Dias assembled the current lineup in 2008, in the wake of a brief but wildly successful reunion tour with older brother Arnaldo that opened in London before rolling through a string of American cities. They were so warmly received that Dias caught the bug to do it again - this time with some fresh material at the ready. 2009’s Haih Or Amortecedor featured contributions from Brazilian legends Jorge Ben and Tom Ze, and was the first Mutantes studio album to be released in more than 35 years. New and younger audiences in America and around the world suddenly embraced the band as their own.
“It was ridiculous, man,” Dias recalls fondly. “I mean, to play New York is easy. To play L.A. is easy. But when you go to the middle of the country, to a small town like Lawrence, Kansas—here’s this wild band from Brazil, playing the old songs and putting out a new album in Portuguese, and everyone just went crazy. And I think this is a movement that is happening because of the power of indie music and the demolishment of the empire of the record companies. Everything used to be very separated, but now it seems more like Brazil!”
They have a 2013 release, Fool Metal Jack, which crackles with depth, confidence and complexity. Fool Metal Jack embodies the sound and spirit of a band that has not only recalibrated its past, but also redefined its future by remaining open to new ideas, new directions, and new ways of making music and interpreting the world. For Dias, that’s exactly what Os Mutantes have been about from the beginning, and now that they’ve settled into a constant state of recording and touring again, he can’t wait to bring new fans into the fold.
“To be accepted now in America is such a blessing,” he says. “It’s so beautiful. We could never imagine that back in 2005. If anybody asked me then if I was gonna do a tour of North America, I’d have said no way—it’ll never happen. I had no idea at all that Mutantes would come and claim my life again, and that the music would survive myself.
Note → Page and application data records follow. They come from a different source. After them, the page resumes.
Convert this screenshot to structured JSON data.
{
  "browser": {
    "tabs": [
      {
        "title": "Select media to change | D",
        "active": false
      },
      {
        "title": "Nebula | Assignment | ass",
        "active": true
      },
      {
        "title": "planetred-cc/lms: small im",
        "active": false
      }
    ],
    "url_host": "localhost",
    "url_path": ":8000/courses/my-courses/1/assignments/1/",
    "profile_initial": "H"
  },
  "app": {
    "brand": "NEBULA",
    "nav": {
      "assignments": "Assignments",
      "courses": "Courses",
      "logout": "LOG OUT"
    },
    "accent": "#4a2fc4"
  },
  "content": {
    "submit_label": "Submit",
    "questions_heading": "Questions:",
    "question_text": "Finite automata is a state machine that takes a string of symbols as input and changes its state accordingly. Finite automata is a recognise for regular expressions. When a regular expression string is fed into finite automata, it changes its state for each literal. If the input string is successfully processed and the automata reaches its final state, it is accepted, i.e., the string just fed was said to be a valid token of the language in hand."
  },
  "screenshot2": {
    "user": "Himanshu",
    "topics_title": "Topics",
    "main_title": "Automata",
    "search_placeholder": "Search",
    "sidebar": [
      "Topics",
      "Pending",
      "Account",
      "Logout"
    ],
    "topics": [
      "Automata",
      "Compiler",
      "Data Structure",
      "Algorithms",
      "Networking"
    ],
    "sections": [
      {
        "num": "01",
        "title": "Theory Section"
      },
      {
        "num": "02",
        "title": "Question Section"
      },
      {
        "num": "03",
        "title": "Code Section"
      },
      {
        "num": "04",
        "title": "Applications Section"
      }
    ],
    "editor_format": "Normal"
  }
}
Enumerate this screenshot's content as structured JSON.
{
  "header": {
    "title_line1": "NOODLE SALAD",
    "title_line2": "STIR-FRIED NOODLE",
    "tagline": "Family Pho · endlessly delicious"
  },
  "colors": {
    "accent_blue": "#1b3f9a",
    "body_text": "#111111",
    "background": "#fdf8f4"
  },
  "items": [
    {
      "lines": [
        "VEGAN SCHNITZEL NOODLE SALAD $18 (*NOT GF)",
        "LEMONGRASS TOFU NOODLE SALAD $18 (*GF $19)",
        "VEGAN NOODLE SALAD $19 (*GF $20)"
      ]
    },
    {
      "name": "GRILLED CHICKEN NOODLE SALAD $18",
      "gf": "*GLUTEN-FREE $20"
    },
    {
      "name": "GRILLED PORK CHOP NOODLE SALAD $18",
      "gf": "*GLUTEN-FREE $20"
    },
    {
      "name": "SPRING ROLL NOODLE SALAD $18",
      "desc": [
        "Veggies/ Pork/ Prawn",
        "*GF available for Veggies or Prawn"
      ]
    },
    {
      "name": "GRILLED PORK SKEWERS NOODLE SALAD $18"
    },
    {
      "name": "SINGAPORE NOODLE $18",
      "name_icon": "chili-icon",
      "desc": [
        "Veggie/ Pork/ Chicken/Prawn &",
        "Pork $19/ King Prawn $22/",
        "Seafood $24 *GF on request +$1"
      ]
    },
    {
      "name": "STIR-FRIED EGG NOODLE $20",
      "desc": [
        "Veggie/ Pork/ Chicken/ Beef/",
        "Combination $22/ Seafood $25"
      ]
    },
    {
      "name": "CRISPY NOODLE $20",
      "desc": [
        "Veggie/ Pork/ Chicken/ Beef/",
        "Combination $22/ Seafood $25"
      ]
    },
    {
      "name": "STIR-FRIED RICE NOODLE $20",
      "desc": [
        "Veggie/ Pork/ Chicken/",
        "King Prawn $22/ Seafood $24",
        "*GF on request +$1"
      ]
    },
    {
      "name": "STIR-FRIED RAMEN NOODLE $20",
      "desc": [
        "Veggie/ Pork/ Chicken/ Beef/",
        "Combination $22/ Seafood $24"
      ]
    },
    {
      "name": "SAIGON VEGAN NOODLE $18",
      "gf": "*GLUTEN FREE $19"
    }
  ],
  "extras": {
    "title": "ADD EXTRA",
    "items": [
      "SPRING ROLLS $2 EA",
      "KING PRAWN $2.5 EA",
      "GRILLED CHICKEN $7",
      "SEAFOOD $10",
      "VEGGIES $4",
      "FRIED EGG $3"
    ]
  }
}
That’s just a beautiful thing to be a part of.”
Capsula are an indie rock/garage rock band from Buenos Aires, Argentina. Their name is the Spanish word for capsule and derives from the David Bowie song "Space Oddity". Described as live animals on stage by the press, their mix of raw noise with sonic sounds results in an exciting live act. Here's David Fricke of Rolling Stone described their set at SXSW:
‘It was only 9 p.m. on opening night when I hit my first pay dirt of this year’s SXSW in Austin: Capsula a kinetic trio from Bilbao, Spain — singer-guitarist Martin Guevara and bassist Coni Duchess, the band’s founding couple, are originally from Argentina — who were supposed to be obsessed with the Velvet Underground (according to a newspaper preview) but were actually a high-velocity union of the Cramps and the Who, coated in corroded glam. Guevara attacked his guitar with a serious case of Pete Townshend, and drummer Alberto Diez was an improbable mix of Keith Moon and the Velvets’ Maureen Tucker: flash with heartbeat. In the last song of the set, a furious space-out that sounded like the Who doing Pink Floyd’s “Set the Controls for the Heart of the Sun,” Guevara swallowed his mike Lux Interior-style and scraped his guitar strings along the edge of the stage."
Directions from North - I-275 to Bearss exit, then left one block to Nebraska. Go right on Nebraska for 1/4 mile to Skipper Road. Turn left and then left into parking lot.
Directions from South or East - I-275 N to Fletcher exit, then right one block to Nebraska. Go left on Nebraska to Skipper Road. Turn right and then left into parking lot.